By the late 1980s, Le Crouze was long in the tooth, but its projected replacement, the Rafale-M, was delayed in development. The Crusader’s life had to be extended in order for the French navy to keep a fleet defense component. The result again demonstrated the remarkable adaptability of the basic airframe. Upgrades included a new zero-zero MartinBaker Mk. 7 ejection seat and new avionics to improve all-weather flight capability. The Mirage F1’s gyroscopic navigation system was adopted, and a radar-warning receiver was mounted in a vertical fin extension. By September 1994, a dozen aircraft had been modified and given the designation F-8P.

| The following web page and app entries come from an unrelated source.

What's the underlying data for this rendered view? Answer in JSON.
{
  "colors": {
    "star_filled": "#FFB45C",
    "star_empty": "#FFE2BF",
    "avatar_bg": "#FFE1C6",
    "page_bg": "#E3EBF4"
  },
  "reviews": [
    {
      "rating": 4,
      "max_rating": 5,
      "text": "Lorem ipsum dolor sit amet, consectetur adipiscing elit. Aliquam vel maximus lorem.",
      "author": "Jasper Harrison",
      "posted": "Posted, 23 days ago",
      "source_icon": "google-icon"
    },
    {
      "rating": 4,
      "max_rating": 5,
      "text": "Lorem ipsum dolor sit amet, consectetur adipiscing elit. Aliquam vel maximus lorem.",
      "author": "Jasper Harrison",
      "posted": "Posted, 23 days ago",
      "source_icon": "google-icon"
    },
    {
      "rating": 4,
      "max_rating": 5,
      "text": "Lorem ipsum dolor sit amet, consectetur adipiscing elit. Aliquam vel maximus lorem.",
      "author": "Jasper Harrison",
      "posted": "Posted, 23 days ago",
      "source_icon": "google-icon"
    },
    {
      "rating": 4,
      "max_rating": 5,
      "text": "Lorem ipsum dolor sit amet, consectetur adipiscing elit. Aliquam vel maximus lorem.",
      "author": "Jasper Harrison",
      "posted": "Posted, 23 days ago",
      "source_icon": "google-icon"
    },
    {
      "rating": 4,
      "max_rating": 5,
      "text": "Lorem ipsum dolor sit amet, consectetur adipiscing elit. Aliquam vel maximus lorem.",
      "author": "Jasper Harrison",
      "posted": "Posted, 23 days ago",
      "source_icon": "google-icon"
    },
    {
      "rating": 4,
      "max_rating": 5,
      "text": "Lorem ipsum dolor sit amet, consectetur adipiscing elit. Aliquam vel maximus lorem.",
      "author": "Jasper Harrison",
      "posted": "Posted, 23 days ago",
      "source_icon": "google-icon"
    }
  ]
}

The 12 F-8Ps saw considerable service in their final years. In 1995 they operated over the Balkans during the NATO intervention in Bosnia-Herzegovina. The Crusader’s final military mission came in June 1999 over Kosovo. By then the F-8Ps were so fragile that they required 67 maintenance man-hours for each flying hour. The last operational Crusaders were retired on December 15, 1999, more than 42 years after the F8U debuted with the U.S. Navy. No other modern jet fighter had served longer in first-line service.
Aviation writer and photographer Thomas McKelvey Cleaver has flown in everything from a restored World War I Jenny to an F-4E Phantom. Further reading: Crusader! Last of the Gunfighters, by Paul T. Gillcrist; MiG Master: The Story of the F-8 Crusader, by Barrett Tillman; Vought F-8 Crusader, by Peter Mersky; and Supersonic Fighter Pilots (aka Supersonic Cowboys), by Ron Knott.
Originally published in the January 2012 issue of Aviation History. To subscribe, click here.